Problem details: Your answer should consist of the lines in the data below that contain "COBJ".

Data for processing:
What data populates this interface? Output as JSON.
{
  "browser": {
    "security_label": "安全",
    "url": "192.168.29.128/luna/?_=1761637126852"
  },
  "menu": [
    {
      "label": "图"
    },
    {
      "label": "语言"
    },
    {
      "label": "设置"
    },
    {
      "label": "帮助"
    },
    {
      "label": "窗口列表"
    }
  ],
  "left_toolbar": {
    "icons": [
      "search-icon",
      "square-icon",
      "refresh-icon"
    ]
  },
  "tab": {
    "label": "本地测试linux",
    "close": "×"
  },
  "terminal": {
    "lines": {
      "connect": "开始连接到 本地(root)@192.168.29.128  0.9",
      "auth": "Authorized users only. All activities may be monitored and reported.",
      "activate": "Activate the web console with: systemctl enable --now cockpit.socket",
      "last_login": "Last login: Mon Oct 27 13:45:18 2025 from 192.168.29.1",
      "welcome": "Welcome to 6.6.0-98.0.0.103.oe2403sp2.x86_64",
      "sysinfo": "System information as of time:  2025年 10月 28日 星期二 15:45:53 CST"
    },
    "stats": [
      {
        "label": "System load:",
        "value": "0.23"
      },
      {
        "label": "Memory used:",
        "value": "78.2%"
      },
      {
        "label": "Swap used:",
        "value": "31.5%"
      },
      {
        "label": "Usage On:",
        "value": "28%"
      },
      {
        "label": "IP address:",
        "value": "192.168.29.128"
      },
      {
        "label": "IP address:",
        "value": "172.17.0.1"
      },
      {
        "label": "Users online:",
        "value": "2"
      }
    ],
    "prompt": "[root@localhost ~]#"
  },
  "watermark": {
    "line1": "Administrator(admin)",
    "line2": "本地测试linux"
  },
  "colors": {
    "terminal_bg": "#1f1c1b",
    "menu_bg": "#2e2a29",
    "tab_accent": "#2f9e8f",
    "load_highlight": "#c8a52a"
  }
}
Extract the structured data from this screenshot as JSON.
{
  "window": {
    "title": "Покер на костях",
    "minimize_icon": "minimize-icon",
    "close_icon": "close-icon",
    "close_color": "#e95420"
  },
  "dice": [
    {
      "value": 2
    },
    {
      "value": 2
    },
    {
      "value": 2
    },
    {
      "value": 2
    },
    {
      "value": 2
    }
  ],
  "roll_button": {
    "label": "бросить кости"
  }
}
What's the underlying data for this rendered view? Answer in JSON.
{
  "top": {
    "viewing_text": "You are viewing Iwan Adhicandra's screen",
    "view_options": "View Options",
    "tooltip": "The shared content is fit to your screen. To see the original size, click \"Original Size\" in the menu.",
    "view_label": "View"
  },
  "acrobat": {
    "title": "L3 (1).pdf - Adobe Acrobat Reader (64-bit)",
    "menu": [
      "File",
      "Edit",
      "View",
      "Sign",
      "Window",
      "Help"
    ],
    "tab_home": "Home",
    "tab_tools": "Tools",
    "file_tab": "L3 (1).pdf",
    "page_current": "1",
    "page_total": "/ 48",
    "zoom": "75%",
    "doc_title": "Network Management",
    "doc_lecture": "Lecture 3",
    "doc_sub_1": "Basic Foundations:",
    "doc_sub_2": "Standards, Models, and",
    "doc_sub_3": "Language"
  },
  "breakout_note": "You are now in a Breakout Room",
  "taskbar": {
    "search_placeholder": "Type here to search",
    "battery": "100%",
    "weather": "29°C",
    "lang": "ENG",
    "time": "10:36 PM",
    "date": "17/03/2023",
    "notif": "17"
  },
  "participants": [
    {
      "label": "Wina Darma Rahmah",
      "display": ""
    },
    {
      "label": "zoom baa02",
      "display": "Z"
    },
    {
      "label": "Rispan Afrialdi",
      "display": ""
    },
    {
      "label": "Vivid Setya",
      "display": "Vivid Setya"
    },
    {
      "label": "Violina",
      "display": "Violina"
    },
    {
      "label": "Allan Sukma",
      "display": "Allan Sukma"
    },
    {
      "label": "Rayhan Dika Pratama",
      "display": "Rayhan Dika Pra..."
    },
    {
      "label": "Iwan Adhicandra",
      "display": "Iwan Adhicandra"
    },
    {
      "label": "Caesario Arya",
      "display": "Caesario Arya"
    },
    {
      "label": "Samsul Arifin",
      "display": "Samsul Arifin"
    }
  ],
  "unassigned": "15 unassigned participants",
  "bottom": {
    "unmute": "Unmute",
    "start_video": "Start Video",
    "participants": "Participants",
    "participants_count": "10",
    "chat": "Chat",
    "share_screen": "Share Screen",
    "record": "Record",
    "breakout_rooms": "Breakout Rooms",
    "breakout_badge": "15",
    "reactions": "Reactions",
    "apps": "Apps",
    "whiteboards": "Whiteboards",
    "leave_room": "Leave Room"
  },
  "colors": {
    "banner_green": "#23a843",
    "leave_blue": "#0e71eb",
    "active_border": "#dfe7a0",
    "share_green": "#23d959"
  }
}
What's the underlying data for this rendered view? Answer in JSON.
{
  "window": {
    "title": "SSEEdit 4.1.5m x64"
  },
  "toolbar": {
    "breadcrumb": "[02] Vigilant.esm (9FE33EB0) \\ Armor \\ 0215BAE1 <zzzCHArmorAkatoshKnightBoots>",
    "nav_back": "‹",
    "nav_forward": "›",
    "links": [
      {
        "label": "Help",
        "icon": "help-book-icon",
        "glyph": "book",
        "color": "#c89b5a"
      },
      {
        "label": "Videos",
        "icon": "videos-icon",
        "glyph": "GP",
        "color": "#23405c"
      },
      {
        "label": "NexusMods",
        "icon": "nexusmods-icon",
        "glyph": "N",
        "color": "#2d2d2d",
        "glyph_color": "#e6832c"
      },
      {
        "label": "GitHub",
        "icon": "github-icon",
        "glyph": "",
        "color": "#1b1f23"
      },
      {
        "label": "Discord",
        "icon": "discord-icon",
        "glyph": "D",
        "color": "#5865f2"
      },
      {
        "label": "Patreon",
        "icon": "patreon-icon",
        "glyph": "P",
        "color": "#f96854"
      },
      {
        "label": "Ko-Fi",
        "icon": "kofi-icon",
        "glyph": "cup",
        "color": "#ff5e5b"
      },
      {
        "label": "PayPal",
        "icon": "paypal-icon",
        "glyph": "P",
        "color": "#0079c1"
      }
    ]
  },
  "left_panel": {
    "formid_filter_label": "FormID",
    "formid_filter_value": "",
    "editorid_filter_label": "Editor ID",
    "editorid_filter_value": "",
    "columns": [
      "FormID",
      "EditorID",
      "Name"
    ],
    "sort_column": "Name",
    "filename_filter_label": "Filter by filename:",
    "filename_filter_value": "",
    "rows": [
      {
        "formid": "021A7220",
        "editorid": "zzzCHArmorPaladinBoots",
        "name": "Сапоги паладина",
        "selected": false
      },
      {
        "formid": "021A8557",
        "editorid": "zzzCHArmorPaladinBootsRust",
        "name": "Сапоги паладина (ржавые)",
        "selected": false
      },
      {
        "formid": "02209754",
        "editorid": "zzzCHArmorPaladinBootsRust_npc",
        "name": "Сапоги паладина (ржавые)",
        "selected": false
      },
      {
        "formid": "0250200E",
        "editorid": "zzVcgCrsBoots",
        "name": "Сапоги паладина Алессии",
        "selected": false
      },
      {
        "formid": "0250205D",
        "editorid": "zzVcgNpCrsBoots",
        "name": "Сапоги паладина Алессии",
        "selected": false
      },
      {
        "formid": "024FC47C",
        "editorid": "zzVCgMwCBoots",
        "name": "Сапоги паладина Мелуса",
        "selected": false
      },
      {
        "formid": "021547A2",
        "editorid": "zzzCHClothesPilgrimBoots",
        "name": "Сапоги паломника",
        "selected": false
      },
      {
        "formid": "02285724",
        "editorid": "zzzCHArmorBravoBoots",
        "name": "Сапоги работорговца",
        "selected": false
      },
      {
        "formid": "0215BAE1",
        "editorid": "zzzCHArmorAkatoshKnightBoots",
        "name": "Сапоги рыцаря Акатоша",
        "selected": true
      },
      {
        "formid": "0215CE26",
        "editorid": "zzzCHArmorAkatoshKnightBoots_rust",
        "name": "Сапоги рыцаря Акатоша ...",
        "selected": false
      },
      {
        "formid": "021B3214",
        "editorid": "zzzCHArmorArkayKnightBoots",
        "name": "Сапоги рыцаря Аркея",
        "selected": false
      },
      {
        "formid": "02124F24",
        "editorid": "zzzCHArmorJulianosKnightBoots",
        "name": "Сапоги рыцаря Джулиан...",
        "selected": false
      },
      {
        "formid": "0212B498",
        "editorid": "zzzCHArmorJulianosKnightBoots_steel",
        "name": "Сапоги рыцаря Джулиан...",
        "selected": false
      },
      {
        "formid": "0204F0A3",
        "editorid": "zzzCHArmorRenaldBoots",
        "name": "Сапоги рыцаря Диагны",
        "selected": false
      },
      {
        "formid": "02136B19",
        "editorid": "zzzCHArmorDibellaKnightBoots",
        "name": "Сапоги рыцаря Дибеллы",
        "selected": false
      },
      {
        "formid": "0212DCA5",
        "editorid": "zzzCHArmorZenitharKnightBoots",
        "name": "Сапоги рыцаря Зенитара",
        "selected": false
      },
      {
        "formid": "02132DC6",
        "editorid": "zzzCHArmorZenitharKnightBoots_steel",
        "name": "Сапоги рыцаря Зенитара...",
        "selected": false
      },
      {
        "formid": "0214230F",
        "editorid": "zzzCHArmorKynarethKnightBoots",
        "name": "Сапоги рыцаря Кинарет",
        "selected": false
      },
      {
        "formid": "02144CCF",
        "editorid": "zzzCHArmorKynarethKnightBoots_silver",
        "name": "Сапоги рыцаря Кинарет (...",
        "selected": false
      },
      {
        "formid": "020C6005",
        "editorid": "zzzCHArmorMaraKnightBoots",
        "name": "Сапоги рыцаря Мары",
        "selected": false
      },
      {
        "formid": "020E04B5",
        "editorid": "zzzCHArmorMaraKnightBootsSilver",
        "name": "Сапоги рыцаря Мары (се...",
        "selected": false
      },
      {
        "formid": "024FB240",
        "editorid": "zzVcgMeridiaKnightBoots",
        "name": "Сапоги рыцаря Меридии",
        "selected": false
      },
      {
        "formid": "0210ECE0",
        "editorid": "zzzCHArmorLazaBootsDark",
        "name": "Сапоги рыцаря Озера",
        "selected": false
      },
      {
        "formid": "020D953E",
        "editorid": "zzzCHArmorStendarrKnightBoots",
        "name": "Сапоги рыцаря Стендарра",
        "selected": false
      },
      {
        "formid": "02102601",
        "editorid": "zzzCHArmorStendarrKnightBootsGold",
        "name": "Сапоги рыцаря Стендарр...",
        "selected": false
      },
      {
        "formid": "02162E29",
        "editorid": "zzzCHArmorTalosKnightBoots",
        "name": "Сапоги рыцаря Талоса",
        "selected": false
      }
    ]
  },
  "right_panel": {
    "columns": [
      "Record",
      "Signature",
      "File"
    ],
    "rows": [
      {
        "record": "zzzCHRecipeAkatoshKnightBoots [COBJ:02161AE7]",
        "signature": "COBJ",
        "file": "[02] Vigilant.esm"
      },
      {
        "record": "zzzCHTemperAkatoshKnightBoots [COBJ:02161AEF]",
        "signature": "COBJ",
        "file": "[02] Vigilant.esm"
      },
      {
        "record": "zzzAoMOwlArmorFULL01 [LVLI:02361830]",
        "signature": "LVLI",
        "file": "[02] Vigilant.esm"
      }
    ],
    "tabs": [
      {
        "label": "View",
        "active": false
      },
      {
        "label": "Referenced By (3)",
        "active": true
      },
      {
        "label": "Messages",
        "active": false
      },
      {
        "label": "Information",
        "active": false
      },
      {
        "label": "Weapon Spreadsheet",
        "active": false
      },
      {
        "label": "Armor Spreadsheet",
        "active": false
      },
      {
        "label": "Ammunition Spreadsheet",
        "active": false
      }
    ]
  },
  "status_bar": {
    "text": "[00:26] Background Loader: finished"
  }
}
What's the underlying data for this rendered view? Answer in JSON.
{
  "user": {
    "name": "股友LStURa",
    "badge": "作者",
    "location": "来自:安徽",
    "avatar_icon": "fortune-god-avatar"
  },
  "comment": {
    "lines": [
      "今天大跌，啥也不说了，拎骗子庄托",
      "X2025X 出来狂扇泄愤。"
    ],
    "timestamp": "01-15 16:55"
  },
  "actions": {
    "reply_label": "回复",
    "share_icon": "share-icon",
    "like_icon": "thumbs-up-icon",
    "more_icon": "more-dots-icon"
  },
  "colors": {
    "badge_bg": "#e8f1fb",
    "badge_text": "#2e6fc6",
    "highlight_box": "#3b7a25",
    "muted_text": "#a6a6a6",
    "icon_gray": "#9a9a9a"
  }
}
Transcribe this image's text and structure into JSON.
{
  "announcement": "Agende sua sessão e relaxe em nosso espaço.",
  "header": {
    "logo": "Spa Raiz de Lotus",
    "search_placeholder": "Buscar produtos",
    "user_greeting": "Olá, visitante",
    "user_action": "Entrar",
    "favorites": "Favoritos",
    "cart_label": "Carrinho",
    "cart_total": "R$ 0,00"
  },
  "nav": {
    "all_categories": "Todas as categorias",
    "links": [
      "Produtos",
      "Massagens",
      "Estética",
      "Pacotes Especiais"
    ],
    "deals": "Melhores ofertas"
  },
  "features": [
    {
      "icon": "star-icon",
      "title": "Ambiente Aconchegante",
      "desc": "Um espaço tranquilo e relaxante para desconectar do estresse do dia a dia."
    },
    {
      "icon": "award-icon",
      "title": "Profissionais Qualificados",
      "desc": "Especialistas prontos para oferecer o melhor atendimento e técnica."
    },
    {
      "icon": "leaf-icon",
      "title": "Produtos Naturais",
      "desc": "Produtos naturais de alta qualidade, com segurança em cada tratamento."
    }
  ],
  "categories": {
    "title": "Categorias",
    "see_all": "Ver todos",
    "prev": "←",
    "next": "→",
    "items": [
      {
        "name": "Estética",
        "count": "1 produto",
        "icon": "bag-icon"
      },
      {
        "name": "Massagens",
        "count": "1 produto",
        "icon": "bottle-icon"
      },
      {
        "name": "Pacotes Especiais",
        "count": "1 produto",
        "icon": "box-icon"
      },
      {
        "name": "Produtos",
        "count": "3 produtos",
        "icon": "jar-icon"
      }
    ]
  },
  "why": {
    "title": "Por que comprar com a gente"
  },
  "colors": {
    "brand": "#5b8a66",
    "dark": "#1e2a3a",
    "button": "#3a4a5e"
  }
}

Final answer:
        "record": "zzzCHRecipeAkatoshKnightBoots [COBJ:02161AE7]",
        "signature": "COBJ",
        "record": "zzzCHTemperAkatoshKnightBoots [COBJ:02161AEF]",
        "signature": "COBJ",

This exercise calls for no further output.